Already on Monday and Tuesday, about 1 million people were believed to have filed solemnly by the pope's crimson-robed body, the Civil Defense Department said.
The line grew by the hour Wednesday, the third day pilgrims were allowed to file into the basilica. By around noon, people were lined up on a bridge across the Tiber River. The crowd was mostly calm, but occasionally someone would try to push into the line, prompting angry shouts of "Get out!"
One group of women who flew in from the Mediterranean island of Sardinia ate breakfast on the steps of the church after a 12-hour wait.
"We came all the way from Sardinia; we could not give up," said Maria Ruia.
One couple, wrapped in a brown blanket to keep warm, said they also waited 12 hours. Massimo Martone, from Avellino in southern Italy, said he wished he had paid more attention to the pope when he was alive.
"Reading about him in the papers, I've been feeling so emotional," he said.
Dignitaries were allowed to skip the line, including the AS Roma (search) soccer squad, which filed past the pope's body dressed in their dark team blazers early Wednesday, led by captain Francesco Totti.

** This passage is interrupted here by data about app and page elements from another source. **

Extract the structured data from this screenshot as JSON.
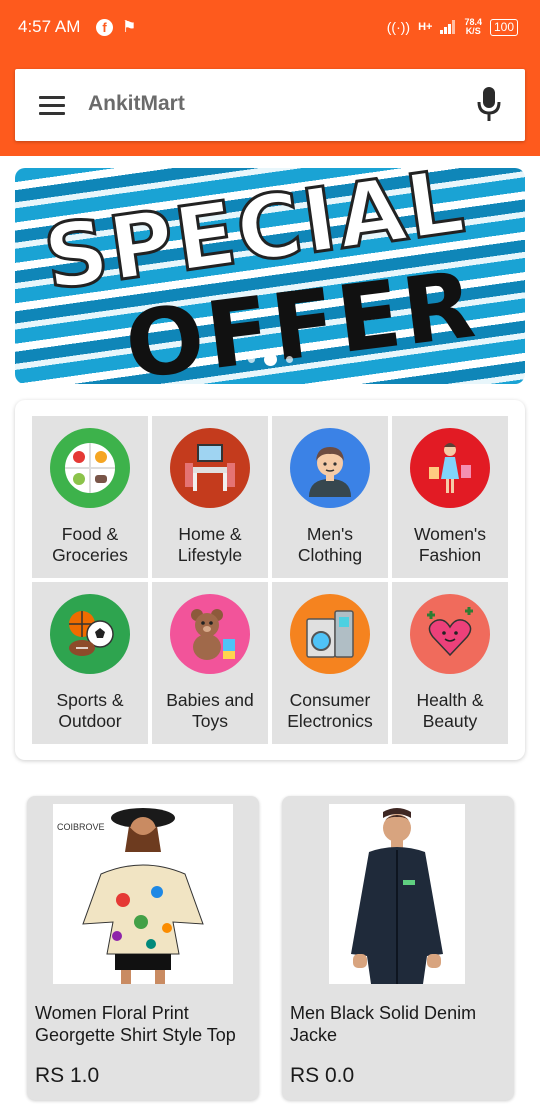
{
  "status_bar": {
    "time": "4:57 AM",
    "network": "H+",
    "speed_value": "78.4",
    "speed_unit": "K/S",
    "battery": "100"
  },
  "header": {
    "app_title": "AnkitMart",
    "menu_icon": "hamburger-menu-icon",
    "mic_icon": "microphone-icon"
  },
  "banner": {
    "line1": "SPECIAL",
    "line2": "OFFER"
  },
  "categories": [
    {
      "label": "Food &\nGroceries",
      "icon": "food-plate-icon",
      "color": "#3db24b"
    },
    {
      "label": "Home &\nLifestyle",
      "icon": "dining-room-icon",
      "color": "#c43b1d"
    },
    {
      "label": "Men's\nClothing",
      "icon": "man-avatar-icon",
      "color": "#3b82e6"
    },
    {
      "label": "Women's\nFashion",
      "icon": "woman-shopping-icon",
      "color": "#e21b24"
    },
    {
      "label": "Sports &\nOutdoor",
      "icon": "sports-balls-icon",
      "color": "#2ea44f"
    },
    {
      "label": "Babies and\nToys",
      "icon": "teddy-bear-icon",
      "color": "#f2549a"
    },
    {
      "label": "Consumer\nElectronics",
      "icon": "appliances-icon",
      "color": "#f5831f"
    },
    {
      "label": "Health &\nBeauty",
      "icon": "heart-muscle-icon",
      "color": "#f06b5c"
    }
  ],
  "products": [
    {
      "name": "Women  Floral Print Georgette Shirt Style Top",
      "price": "RS 1.0",
      "brand": "COIBROVE"
    },
    {
      "name": "Men Black Solid Denim Jacke",
      "price": "RS 0.0"
    }
  ],
  "colors": {
    "accent": "#fe5a1d"
  }
}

The basilica was closed for cleaning from 2 a.m. to 5 a.m., which contributed to the wait to see the pope, who died Saturday at the age of 84.

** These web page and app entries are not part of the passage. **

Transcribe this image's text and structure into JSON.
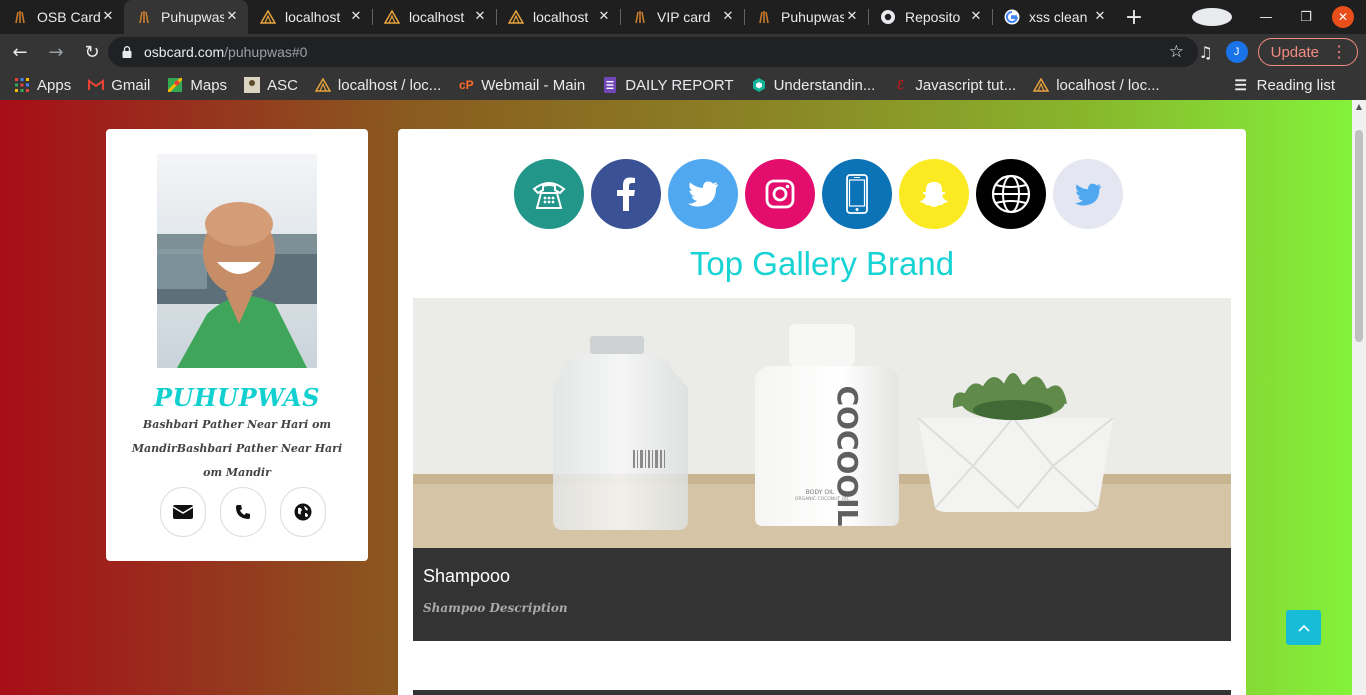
{
  "browser": {
    "tabs": [
      {
        "title": "OSB Card",
        "icon": "osb-favicon-icon",
        "active": false
      },
      {
        "title": "Puhupwas",
        "icon": "osb-favicon-icon",
        "active": true
      },
      {
        "title": "localhost",
        "icon": "phpmyadmin-icon",
        "active": false
      },
      {
        "title": "localhost",
        "icon": "phpmyadmin-icon",
        "active": false
      },
      {
        "title": "localhost",
        "icon": "phpmyadmin-icon",
        "active": false
      },
      {
        "title": "VIP card",
        "icon": "osb-favicon-icon",
        "active": false
      },
      {
        "title": "Puhupwas",
        "icon": "osb-favicon-icon",
        "active": false
      },
      {
        "title": "Reposito",
        "icon": "github-icon",
        "active": false
      },
      {
        "title": "xss clean",
        "icon": "google-icon",
        "active": false
      }
    ],
    "address": {
      "host": "osbcard.com",
      "path": "/puhupwas#0"
    },
    "profile_initial": "J",
    "update_label": "Update",
    "bookmarks": [
      {
        "label": "Apps",
        "icon": "apps-grid-icon"
      },
      {
        "label": "Gmail",
        "icon": "gmail-icon"
      },
      {
        "label": "Maps",
        "icon": "maps-icon"
      },
      {
        "label": "ASC",
        "icon": "asc-icon"
      },
      {
        "label": "localhost / loc...",
        "icon": "phpmyadmin-icon"
      },
      {
        "label": "Webmail - Main",
        "icon": "cpanel-icon"
      },
      {
        "label": "DAILY REPORT",
        "icon": "forms-icon"
      },
      {
        "label": "Understandin...",
        "icon": "hexagon-icon"
      },
      {
        "label": "Javascript tut...",
        "icon": "tutorial-icon"
      },
      {
        "label": "localhost / loc...",
        "icon": "phpmyadmin-icon"
      }
    ],
    "reading_list": "Reading list"
  },
  "profile": {
    "name": "PUHUPWAS",
    "address": "Bashbari Pather Near Hari om MandirBashbari Pather Near Hari om Mandir",
    "contacts": [
      "envelope-icon",
      "phone-icon",
      "globe-icon"
    ]
  },
  "socials": [
    {
      "name": "telephone-icon",
      "color": "#23968a"
    },
    {
      "name": "facebook-icon",
      "color": "#3a5195"
    },
    {
      "name": "twitter-icon",
      "color": "#4fa8f0"
    },
    {
      "name": "instagram-icon",
      "color": "#e20d6d"
    },
    {
      "name": "mobile-icon",
      "color": "#0b73b6"
    },
    {
      "name": "snapchat-icon",
      "color": "#fbea22"
    },
    {
      "name": "website-icon",
      "color": "#000000"
    },
    {
      "name": "twitter-icon",
      "color": "#e4e6f2"
    }
  ],
  "gallery": {
    "title": "Top Gallery Brand",
    "items": [
      {
        "name": "Shampooo",
        "description": "Shampoo Description",
        "bottle_label": "COCOOIL",
        "bottle_sublabel": "BODY OIL",
        "bottle_sub2": "ORGANIC COCONUT OIL"
      }
    ]
  },
  "colors": {
    "accent": "#17d3d3",
    "to_top": "#17bcd6"
  }
}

Many moved to the side of the line during the closure to rest on benches or lie down in sleeping bags. Throughout the night, Civil Defense officials handed out water and blankets.
Pietro Gati, a 20-year-old student from Florence, went to bed around 2 a.m. in a sleeping bag under the colonnades that surround St. Peter's.
"There were a lot of people out here," he said. "We slept well and it was really nice."
When the massive bronze doors of St. Peter's reopened, those in line burst into applause.
One local resident had set up an impromptu stall outside St. Peter's to sell photos of the pope to people leaving the basilica. Late into the night he peddled images at $4 each of John Paul smiling among a group of youngsters or imparting a Sunday blessing.
Crowds swelled Monday before John Paul's body was carried solemnly from the Vatican's Apostolic Palace into the basilica to go on public view.
John Paul will be laid to rest Friday in the grotto of St. Peter's, alongside popes of centuries past and near the traditional tomb of the first pope, St. Peter.
Some predict the number of pilgrims flowing into Rome may surpass the city's own 3 million residents.